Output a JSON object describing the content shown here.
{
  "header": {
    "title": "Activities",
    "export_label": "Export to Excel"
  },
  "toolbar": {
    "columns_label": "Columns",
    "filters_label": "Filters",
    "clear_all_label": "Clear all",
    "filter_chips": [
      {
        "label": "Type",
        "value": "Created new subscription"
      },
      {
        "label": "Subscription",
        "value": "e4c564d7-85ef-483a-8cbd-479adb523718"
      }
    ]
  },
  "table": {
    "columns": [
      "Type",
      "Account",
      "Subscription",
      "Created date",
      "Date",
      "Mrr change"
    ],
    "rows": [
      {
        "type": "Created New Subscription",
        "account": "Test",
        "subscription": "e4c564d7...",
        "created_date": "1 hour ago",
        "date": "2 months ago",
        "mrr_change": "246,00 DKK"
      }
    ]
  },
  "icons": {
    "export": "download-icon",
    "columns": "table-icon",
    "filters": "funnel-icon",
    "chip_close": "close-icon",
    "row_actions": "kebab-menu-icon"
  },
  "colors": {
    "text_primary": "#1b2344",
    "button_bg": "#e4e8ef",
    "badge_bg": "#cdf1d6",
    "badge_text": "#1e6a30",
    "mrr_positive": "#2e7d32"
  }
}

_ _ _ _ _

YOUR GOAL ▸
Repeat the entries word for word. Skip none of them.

RESPONSE FOR THIS EXERCISE ▸
Output a JSON object describing the content shown here.
{
  "header": {
    "title": "Activities",
    "export_label": "Export to Excel"
  },
  "toolbar": {
    "columns_label": "Columns",
    "filters_label": "Filters",
    "clear_all_label": "Clear all",
    "filter_chips": [
      {
        "label": "Type",
        "value": "Created new subscription"
      },
      {
        "label": "Subscription",
        "value": "e4c564d7-85ef-483a-8cbd-479adb523718"
      }
    ]
  },
  "table": {
    "columns": [
      "Type",
      "Account",
      "Subscription",
      "Created date",
      "Date",
      "Mrr change"
    ],
    "rows": [
      {
        "type": "Created New Subscription",
        "account": "Test",
        "subscription": "e4c564d7...",
        "created_date": "1 hour ago",
        "date": "2 months ago",
        "mrr_change": "246,00 DKK"
      }
    ]
  },
  "icons": {
    "export": "download-icon",
    "columns": "table-icon",
    "filters": "funnel-icon",
    "chip_close": "close-icon",
    "row_actions": "kebab-menu-icon"
  },
  "colors": {
    "text_primary": "#1b2344",
    "button_bg": "#e4e8ef",
    "badge_bg": "#cdf1d6",
    "badge_text": "#1e6a30",
    "mrr_positive": "#2e7d32"
  }
}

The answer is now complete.